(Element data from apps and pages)
════════

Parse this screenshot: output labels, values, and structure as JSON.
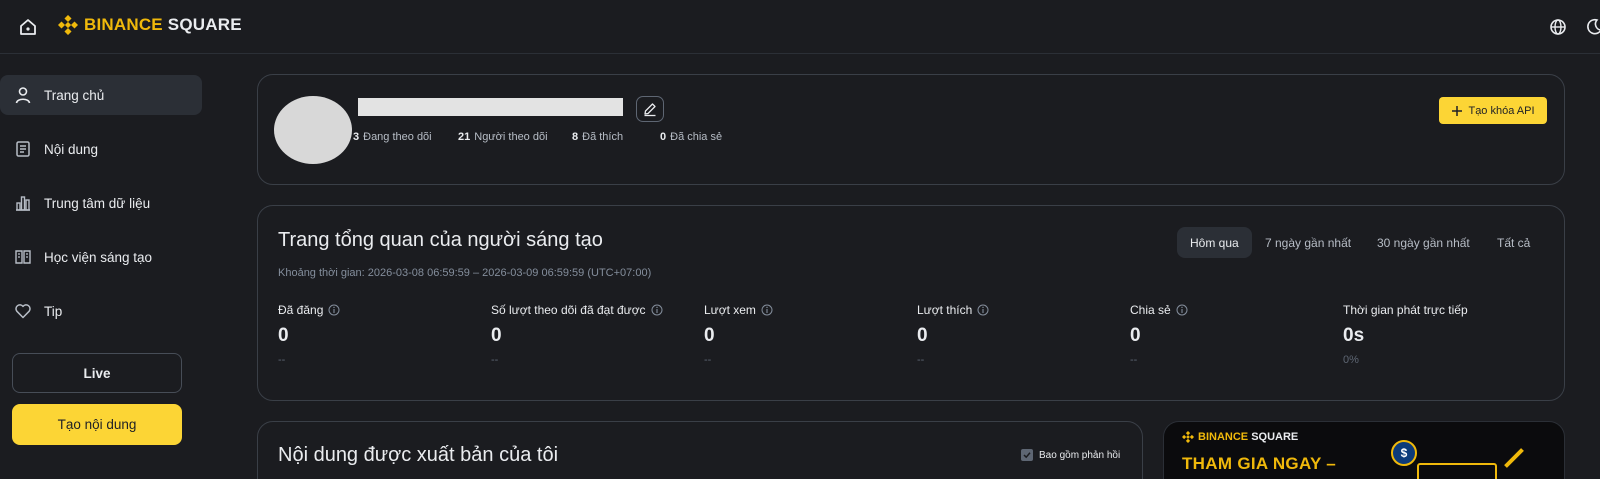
{
  "header": {
    "logo_brand": "BINANCE",
    "logo_product": "SQUARE",
    "brand_color": "#F0B90B",
    "icons": [
      "home-icon",
      "globe-icon",
      "moon-icon"
    ]
  },
  "sidebar": {
    "items": [
      {
        "label": "Trang chủ",
        "icon": "user-icon",
        "active": true
      },
      {
        "label": "Nội dung",
        "icon": "document-icon",
        "active": false
      },
      {
        "label": "Trung tâm dữ liệu",
        "icon": "bar-chart-icon",
        "active": false
      },
      {
        "label": "Học viện sáng tạo",
        "icon": "book-icon",
        "active": false
      },
      {
        "label": "Tip",
        "icon": "heart-icon",
        "active": false
      }
    ],
    "live_label": "Live",
    "create_label": "Tạo nội dung"
  },
  "profile": {
    "stats": [
      {
        "value": "3",
        "label": "Đang theo dõi"
      },
      {
        "value": "21",
        "label": "Người theo dõi"
      },
      {
        "value": "8",
        "label": "Đã thích"
      },
      {
        "value": "0",
        "label": "Đã chia sẻ"
      }
    ],
    "api_button_label": "Tạo khóa API"
  },
  "overview": {
    "title": "Trang tổng quan của người sáng tạo",
    "period": "Khoảng thời gian: 2026-03-08 06:59:59 – 2026-03-09 06:59:59 (UTC+07:00)",
    "ranges": [
      {
        "label": "Hôm qua",
        "active": true
      },
      {
        "label": "7 ngày gần nhất",
        "active": false
      },
      {
        "label": "30 ngày gần nhất",
        "active": false
      },
      {
        "label": "Tất cả",
        "active": false
      }
    ],
    "metrics": [
      {
        "label": "Đã đăng",
        "value": "0",
        "sub": "--",
        "info": true
      },
      {
        "label": "Số lượt theo dõi đã đạt được",
        "value": "0",
        "sub": "--",
        "info": true
      },
      {
        "label": "Lượt xem",
        "value": "0",
        "sub": "--",
        "info": true
      },
      {
        "label": "Lượt thích",
        "value": "0",
        "sub": "--",
        "info": true
      },
      {
        "label": "Chia sẻ",
        "value": "0",
        "sub": "--",
        "info": true
      },
      {
        "label": "Thời gian phát trực tiếp",
        "value": "0s",
        "sub": "0%",
        "info": false
      }
    ]
  },
  "published": {
    "title": "Nội dung được xuất bản của tôi",
    "include_replies_label": "Bao gồm phản hồi",
    "include_replies_checked": true
  },
  "promo": {
    "logo_brand": "BINANCE",
    "logo_product": "SQUARE",
    "headline": "THAM GIA NGAY –",
    "coin_symbol": "$"
  }
}
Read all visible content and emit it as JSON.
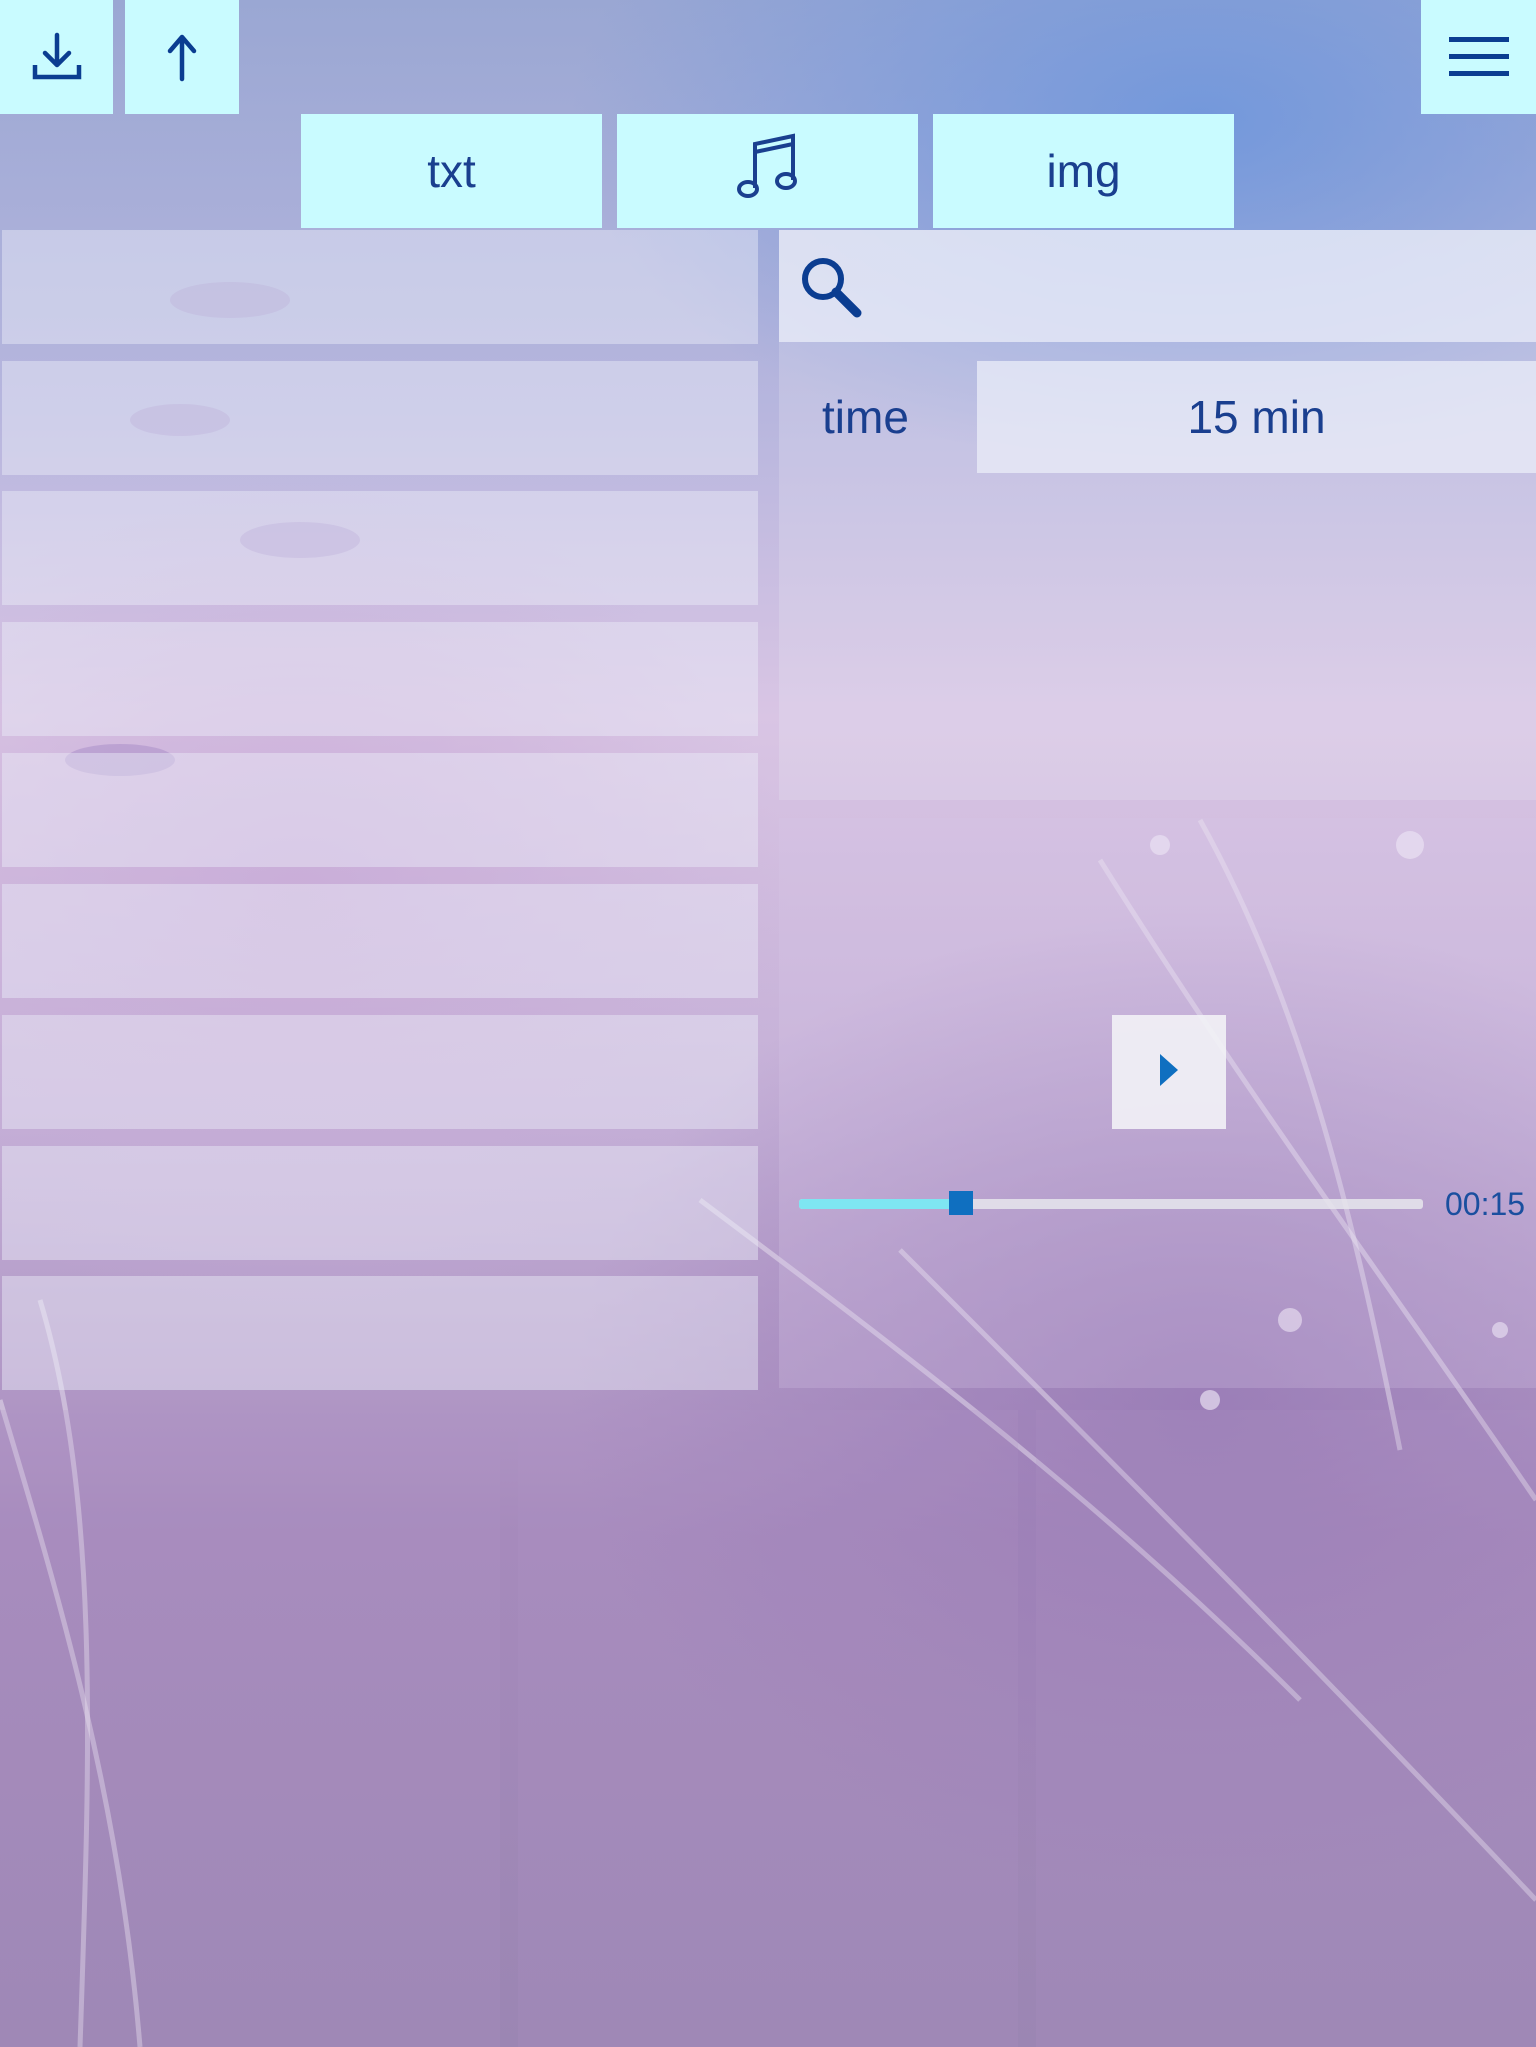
{
  "toolbar": {
    "download_icon": "download-icon",
    "upload_icon": "upload-arrow-icon",
    "menu_icon": "hamburger-menu-icon"
  },
  "tabs": [
    {
      "label": "txt"
    },
    {
      "icon": "music-note-icon"
    },
    {
      "label": "img"
    }
  ],
  "search": {
    "icon": "search-icon"
  },
  "settings": {
    "time_label": "time",
    "time_value": "15 min"
  },
  "player": {
    "play_icon": "play-icon",
    "progress": 0.26,
    "elapsed": "00:15"
  },
  "colors": {
    "button_bg": "#c9fbff",
    "accent_text": "#1a3f8f",
    "progress_fill": "#7ee6f2",
    "progress_thumb": "#0f6fc0"
  }
}
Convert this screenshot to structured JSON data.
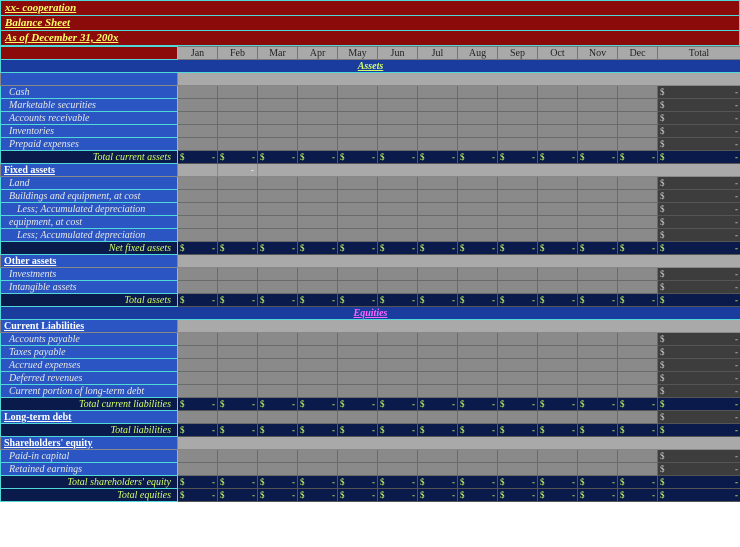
{
  "header": {
    "company": "xx- cooperation",
    "doc": "Balance Sheet",
    "asof": "As of December 31, 200x"
  },
  "months": [
    "Jan",
    "Feb",
    "Mar",
    "Apr",
    "May",
    "Jun",
    "Jul",
    "Aug",
    "Sep",
    "Oct",
    "Nov",
    "Dec",
    "Total"
  ],
  "sections": {
    "assets": "Assets",
    "equities": "Equities"
  },
  "groups": {
    "fixed": "Fixed assets",
    "other": "Other assets",
    "curliab": "Current Liabilities",
    "ltd": "Long-term debt",
    "sheq": "Shareholders' equity"
  },
  "rows": {
    "cash": "Cash",
    "msec": "Marketable securities",
    "ar": "Accounts receivable",
    "inv": "Inventories",
    "prep": "Prepaid expenses",
    "tca": "Total current assets",
    "land": "Land",
    "beq": "Buildings and equipment, at cost",
    "bdep": "Less; Accumulated depreciation",
    "eq": "equipment, at cost",
    "edep": "Less; Accumulated depreciation",
    "nfa": "Net fixed assets",
    "invst": "Investments",
    "intan": "Intangible assets",
    "ta": "Total  assets",
    "ap": "Accounts payable",
    "tp": "Taxes payable",
    "ae": "Accrued expenses",
    "dr": "Deferred revenues",
    "cpltd": "Current portion of long-term debt",
    "tcl": "Total current liabilities",
    "tl": "Total liabilities",
    "pic": "Paid-in capital",
    "re": "Retained earnings",
    "tse": "Total shareholders' equity",
    "te": "Total equities"
  },
  "val": {
    "dollar": "$",
    "dash": "-"
  }
}
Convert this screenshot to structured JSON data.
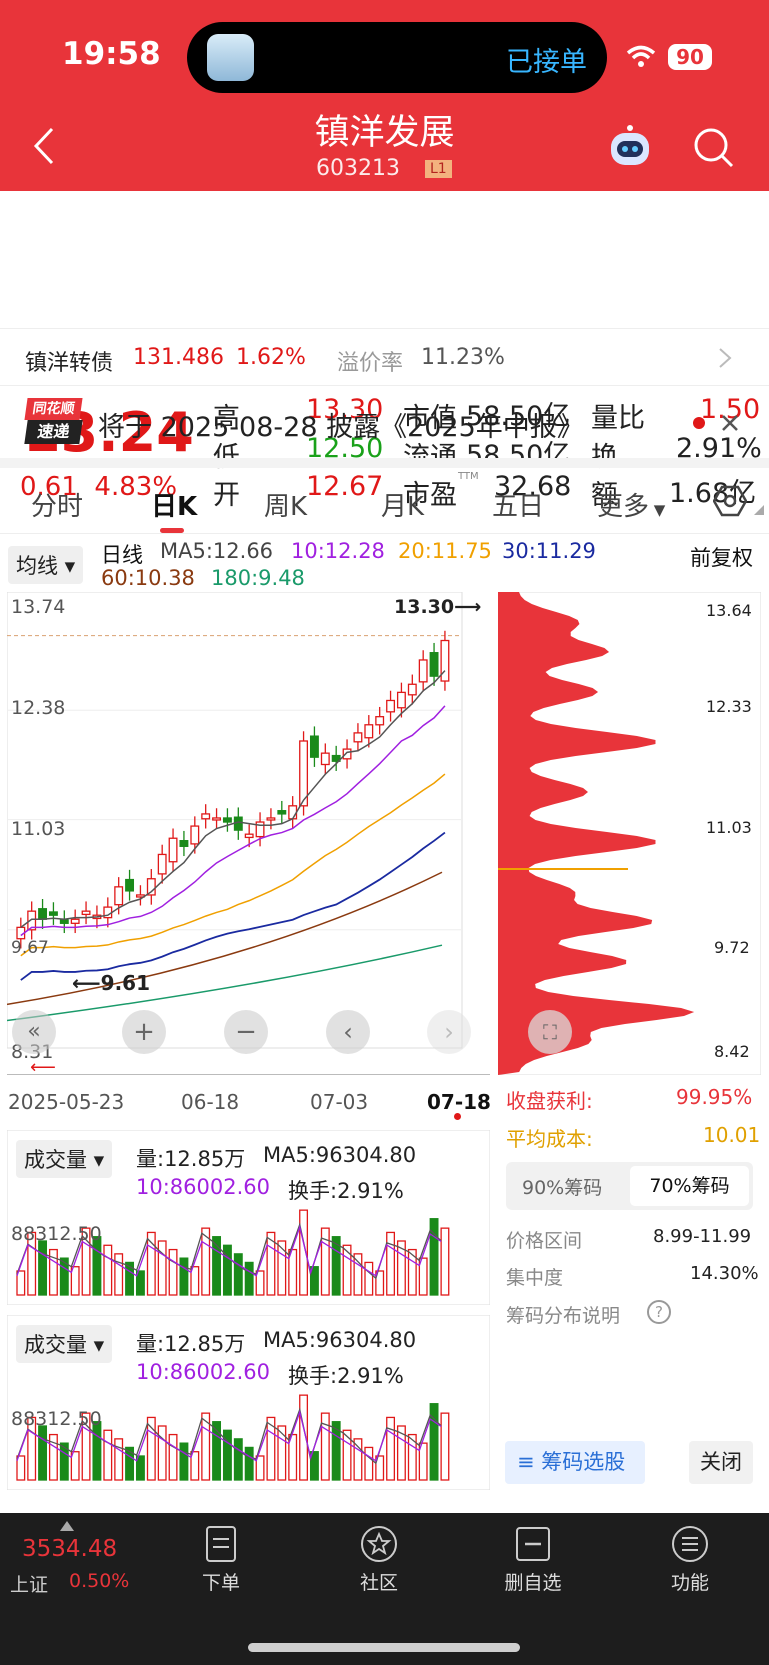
{
  "status": {
    "time": "19:58",
    "island_text": "已接单",
    "battery": "90"
  },
  "header": {
    "title": "镇洋发展",
    "code": "603213",
    "level": "L1"
  },
  "quote": {
    "price": "13.24",
    "change": "0.61",
    "change_pct": "4.83%",
    "high_label": "高",
    "high": "13.30",
    "low_label": "低",
    "low": "12.50",
    "open_label": "开",
    "open": "12.67",
    "mcap_label": "市值",
    "mcap": "58.50亿",
    "float_label": "流通",
    "float": "58.50亿",
    "pe_label": "市盈",
    "pe_sup": "TTM",
    "pe": "32.68",
    "vr_label": "量比",
    "vr": "1.50",
    "turn_label": "换",
    "turn": "2.91%",
    "amt_label": "额",
    "amt": "1.68亿"
  },
  "bond": {
    "name": "镇洋转债",
    "price": "131.486",
    "pct": "1.62%",
    "prem_label": "溢价率",
    "prem": "11.23%"
  },
  "notice": {
    "logo1": "同花顺",
    "logo2": "速递",
    "text": "将于 2025-08-28 披露《2025年中报》"
  },
  "tabs": [
    "分时",
    "日K",
    "周K",
    "月K",
    "五日",
    "更多"
  ],
  "kline": {
    "ma_btn": "均线",
    "period": "日线",
    "ma5": "MA5:12.66",
    "ma10": "10:12.28",
    "ma20": "20:11.75",
    "ma30": "30:11.29",
    "ma60": "60:10.38",
    "ma180": "180:9.48",
    "adjust": "前复权",
    "y_labels": [
      "13.74",
      "12.38",
      "11.03",
      "9.67",
      "8.31"
    ],
    "max_note": "13.30",
    "min_note": "9.61",
    "dates": [
      "2025-05-23",
      "06-18",
      "07-03",
      "07-18"
    ],
    "chip_labels": [
      "13.64",
      "12.33",
      "11.03",
      "9.72",
      "8.42"
    ]
  },
  "chip": {
    "profit_label": "收盘获利:",
    "profit": "99.95%",
    "cost_label": "平均成本:",
    "cost": "10.01",
    "tab90": "90%筹码",
    "tab70": "70%筹码",
    "range_label": "价格区间",
    "range": "8.99-11.99",
    "conc_label": "集中度",
    "conc": "14.30%",
    "explain": "筹码分布说明",
    "select": "筹码选股",
    "close": "关闭"
  },
  "volume": {
    "btn": "成交量",
    "vol": "量:12.85万",
    "ma5": "MA5:96304.80",
    "ma10": "10:86002.60",
    "turn": "换手:2.91%",
    "ylab": "88312.50"
  },
  "bottom": {
    "index": "3534.48",
    "index_name": "上证",
    "index_pct": "0.50%",
    "items": [
      "下单",
      "社区",
      "删自选",
      "功能"
    ]
  },
  "colors": {
    "brand": "#e8343a",
    "up": "#e01818",
    "down": "#1a8a1a"
  },
  "chart_data": {
    "type": "candlestick",
    "title": "日K",
    "ylim": [
      8.31,
      13.74
    ],
    "x_range": [
      "2025-05-23",
      "07-18"
    ],
    "series": [
      {
        "name": "MA5",
        "last": 12.66
      },
      {
        "name": "MA10",
        "last": 12.28
      },
      {
        "name": "MA20",
        "last": 11.75
      },
      {
        "name": "MA30",
        "last": 11.29
      },
      {
        "name": "MA60",
        "last": 10.38
      },
      {
        "name": "MA180",
        "last": 9.48
      }
    ],
    "closes": [
      9.7,
      9.9,
      9.8,
      9.85,
      9.75,
      9.8,
      9.9,
      9.85,
      9.95,
      10.2,
      10.15,
      10.1,
      10.3,
      10.6,
      10.8,
      10.7,
      10.95,
      11.1,
      11.05,
      11.0,
      10.9,
      10.85,
      11.0,
      11.05,
      11.1,
      11.2,
      12.0,
      11.8,
      11.85,
      11.75,
      11.9,
      12.1,
      12.2,
      12.3,
      12.5,
      12.6,
      12.7,
      13.0,
      12.8,
      13.24
    ],
    "volume_ylabel": "88312.50"
  }
}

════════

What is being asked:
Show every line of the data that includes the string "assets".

Solution:
    "assets": "Assets",
    "fixed": "Fixed assets",
    "other": "Other assets",
    "tca": "Total current assets",
    "nfa": "Net fixed assets",
    "intan": "Intangible assets",
    "ta": "Total  assets",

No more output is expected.